From there on, our commitment as founders was clear.  Our impact so far, as Gloster shared in his article, has already included assistance in helping students find internships and jobs, supporting black businesses, giving advice to mid-career graduates, and recruiting of quality students from five different markets. It has also included recognition of our membership with two new 2014 Katz Distinguished Alumni Award recipients—Gloster B. Current, Jr. (Immediate Past & Founding President, PBAN) and Her Excellency Mmasekgoa Masire-Mwamba (Commonwealth Deputy Secretary-General).

Now, PBAN is structured and positioned to grow significantly: student referrals; membership by 200%; our scholarship fund with a combination of individual and corporate donations; and programming to support entrepreneurs. This new administration which I am honored to lead now has 24 leaders, from our board of directors and our general membership, who have answered the call to further build our infrastructure, promote our work and achievements, grow our efforts in student applications; and grow our membership. And it should be noted we represent graduates not only from the MBA program but also the MAcc and Ph.D. programs and there are membership opportunities open to anyone who is interested in supporting the organization in fulfilling its mission.

In the years to come, we will continue to work directly with Katz leadership to support recruitment, retention, and placement of our students. We will develop stronger relationships with our partners in the NBMBAA Chapters in Pittsburgh, Atlanta, Indianapolis, New Jersey and DC in order to fill the pipeline of referrals of quality black applicants to the Katz MBA full-time program. We will also source mentors from our alumni membership to offer our students pursuing the masters and doctorate level degrees at Katz. We will partner with more social and corporate organizations to promote PBAN’s mission.  We will establish a champion for each of the 45 classes (from 1970 to 2015) to motivate fellow graduates to enjoy the benefits of becoming active members of PBAN. Ultimately, we will become the exemplar alumni network of the entire Pitt community and it is with pleasure I look forward to providing the vision, leadership and resolve to realize our mission.

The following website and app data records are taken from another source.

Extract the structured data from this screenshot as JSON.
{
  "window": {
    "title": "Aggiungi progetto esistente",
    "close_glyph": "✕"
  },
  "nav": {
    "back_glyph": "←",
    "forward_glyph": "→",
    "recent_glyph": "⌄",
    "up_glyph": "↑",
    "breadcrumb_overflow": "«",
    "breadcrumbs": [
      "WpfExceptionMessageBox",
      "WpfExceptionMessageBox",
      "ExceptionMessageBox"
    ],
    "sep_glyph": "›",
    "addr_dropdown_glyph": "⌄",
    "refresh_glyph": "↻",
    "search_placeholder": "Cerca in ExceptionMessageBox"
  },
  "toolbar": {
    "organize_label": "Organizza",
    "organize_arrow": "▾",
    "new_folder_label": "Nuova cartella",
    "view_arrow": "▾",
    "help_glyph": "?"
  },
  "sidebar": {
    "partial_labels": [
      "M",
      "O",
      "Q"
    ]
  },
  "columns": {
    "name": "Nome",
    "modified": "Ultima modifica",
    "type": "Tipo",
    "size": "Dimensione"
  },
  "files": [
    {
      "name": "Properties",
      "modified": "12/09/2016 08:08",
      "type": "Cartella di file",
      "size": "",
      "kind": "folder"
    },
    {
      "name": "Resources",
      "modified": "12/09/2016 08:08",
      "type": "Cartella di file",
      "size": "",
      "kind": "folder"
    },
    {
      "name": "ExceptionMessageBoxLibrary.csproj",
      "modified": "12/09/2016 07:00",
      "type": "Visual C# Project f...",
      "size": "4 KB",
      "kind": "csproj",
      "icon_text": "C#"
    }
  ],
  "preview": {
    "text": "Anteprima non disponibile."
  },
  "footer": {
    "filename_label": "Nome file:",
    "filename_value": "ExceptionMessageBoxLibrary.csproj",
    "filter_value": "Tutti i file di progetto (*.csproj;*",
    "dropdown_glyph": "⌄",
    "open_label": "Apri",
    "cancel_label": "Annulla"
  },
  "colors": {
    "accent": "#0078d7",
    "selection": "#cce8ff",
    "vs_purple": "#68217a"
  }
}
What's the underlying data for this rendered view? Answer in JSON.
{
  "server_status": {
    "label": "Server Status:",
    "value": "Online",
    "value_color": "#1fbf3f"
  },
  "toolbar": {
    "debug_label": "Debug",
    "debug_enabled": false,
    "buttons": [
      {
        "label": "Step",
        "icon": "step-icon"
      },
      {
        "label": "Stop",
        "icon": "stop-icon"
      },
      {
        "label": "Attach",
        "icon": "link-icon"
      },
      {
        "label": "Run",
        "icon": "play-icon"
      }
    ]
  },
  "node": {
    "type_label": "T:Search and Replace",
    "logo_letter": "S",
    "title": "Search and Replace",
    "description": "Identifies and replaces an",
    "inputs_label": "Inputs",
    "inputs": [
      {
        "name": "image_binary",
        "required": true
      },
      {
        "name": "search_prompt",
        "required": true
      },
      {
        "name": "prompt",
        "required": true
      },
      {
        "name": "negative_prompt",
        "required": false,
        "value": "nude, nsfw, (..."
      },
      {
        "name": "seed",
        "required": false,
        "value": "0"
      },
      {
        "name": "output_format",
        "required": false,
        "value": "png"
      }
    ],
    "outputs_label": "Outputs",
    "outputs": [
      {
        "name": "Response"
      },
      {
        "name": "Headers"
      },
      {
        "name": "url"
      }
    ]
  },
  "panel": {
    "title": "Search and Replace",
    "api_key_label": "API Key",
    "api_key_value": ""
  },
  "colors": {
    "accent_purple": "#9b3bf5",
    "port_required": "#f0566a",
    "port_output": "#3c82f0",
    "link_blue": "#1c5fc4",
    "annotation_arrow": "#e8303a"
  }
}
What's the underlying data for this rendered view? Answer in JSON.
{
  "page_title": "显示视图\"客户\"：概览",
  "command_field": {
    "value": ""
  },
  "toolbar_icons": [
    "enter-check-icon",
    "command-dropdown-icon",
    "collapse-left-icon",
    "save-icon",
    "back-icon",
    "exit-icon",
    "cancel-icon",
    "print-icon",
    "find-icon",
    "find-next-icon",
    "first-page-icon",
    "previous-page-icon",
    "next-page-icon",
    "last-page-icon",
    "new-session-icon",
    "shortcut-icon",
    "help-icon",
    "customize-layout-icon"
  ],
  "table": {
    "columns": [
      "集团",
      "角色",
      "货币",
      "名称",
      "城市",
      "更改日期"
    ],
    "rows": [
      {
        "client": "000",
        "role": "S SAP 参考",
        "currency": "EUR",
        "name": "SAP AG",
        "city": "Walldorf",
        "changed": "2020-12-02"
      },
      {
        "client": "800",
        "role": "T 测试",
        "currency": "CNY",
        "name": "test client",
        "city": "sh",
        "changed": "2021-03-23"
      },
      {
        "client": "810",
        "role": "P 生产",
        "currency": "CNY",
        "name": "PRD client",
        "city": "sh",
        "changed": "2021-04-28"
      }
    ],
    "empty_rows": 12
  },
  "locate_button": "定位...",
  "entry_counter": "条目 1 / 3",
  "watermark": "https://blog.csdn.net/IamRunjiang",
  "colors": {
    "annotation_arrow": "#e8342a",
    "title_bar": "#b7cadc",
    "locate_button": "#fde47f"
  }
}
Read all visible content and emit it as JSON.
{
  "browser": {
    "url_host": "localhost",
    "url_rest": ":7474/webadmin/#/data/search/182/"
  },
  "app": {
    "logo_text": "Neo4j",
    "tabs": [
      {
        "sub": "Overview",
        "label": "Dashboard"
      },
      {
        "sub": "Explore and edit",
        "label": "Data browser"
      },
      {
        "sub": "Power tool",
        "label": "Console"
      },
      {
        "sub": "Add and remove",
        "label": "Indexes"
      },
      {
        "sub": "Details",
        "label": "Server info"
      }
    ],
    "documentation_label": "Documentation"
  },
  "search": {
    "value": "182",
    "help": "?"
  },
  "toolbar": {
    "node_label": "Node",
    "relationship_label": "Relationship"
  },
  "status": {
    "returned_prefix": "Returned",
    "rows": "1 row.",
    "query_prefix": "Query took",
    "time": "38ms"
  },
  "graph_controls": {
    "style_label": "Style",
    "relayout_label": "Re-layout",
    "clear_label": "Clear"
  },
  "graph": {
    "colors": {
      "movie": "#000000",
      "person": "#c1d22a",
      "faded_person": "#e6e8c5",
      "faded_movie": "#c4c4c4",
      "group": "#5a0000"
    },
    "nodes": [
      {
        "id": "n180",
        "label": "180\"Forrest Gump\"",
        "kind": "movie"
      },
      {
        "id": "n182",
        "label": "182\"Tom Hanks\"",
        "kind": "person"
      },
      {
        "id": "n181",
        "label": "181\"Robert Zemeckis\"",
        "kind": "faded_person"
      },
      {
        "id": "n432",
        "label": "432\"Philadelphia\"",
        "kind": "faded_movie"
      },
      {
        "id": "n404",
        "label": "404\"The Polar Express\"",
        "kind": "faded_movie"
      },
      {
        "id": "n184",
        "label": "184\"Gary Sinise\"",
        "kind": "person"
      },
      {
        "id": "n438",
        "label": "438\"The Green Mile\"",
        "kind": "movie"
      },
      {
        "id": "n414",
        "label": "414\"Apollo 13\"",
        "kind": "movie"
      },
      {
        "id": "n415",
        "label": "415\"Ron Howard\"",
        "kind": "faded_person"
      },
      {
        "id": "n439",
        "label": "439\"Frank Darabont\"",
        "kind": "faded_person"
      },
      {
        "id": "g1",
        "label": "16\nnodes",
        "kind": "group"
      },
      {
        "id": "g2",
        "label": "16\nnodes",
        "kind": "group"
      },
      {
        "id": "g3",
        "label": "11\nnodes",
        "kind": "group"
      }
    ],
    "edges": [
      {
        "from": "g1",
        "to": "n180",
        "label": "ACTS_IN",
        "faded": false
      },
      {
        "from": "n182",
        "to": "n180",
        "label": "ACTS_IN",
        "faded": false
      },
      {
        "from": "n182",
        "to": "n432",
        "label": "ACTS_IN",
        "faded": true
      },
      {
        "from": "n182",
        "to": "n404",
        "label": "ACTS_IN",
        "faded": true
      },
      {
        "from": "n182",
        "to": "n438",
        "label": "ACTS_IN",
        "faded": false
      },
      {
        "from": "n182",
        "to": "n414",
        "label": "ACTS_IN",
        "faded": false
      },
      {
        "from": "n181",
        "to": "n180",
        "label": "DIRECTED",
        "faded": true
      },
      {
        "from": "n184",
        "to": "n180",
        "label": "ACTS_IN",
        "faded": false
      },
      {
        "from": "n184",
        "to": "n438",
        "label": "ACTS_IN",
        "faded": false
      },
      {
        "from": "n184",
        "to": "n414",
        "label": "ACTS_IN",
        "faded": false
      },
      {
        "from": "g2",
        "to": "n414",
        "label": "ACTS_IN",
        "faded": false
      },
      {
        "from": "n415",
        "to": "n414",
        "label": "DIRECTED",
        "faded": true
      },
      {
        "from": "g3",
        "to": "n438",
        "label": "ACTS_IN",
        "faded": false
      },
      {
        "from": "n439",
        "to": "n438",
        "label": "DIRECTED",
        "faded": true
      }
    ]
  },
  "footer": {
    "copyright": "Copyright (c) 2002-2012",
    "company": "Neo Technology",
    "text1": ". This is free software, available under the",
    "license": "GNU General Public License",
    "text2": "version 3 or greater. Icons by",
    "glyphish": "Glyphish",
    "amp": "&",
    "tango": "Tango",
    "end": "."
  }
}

Tricina Cash became the new President and Chairman of the Pitt Black MBA Network in 2014. Ms. Cash is one of the PBAN founding officers and she is a 2009 MBA graduate and a 1989 CAS graduate of the University of Pittsburgh. 

This article was first published in the spring of 2014 in the PBAN Black Gazette

Tricina Cash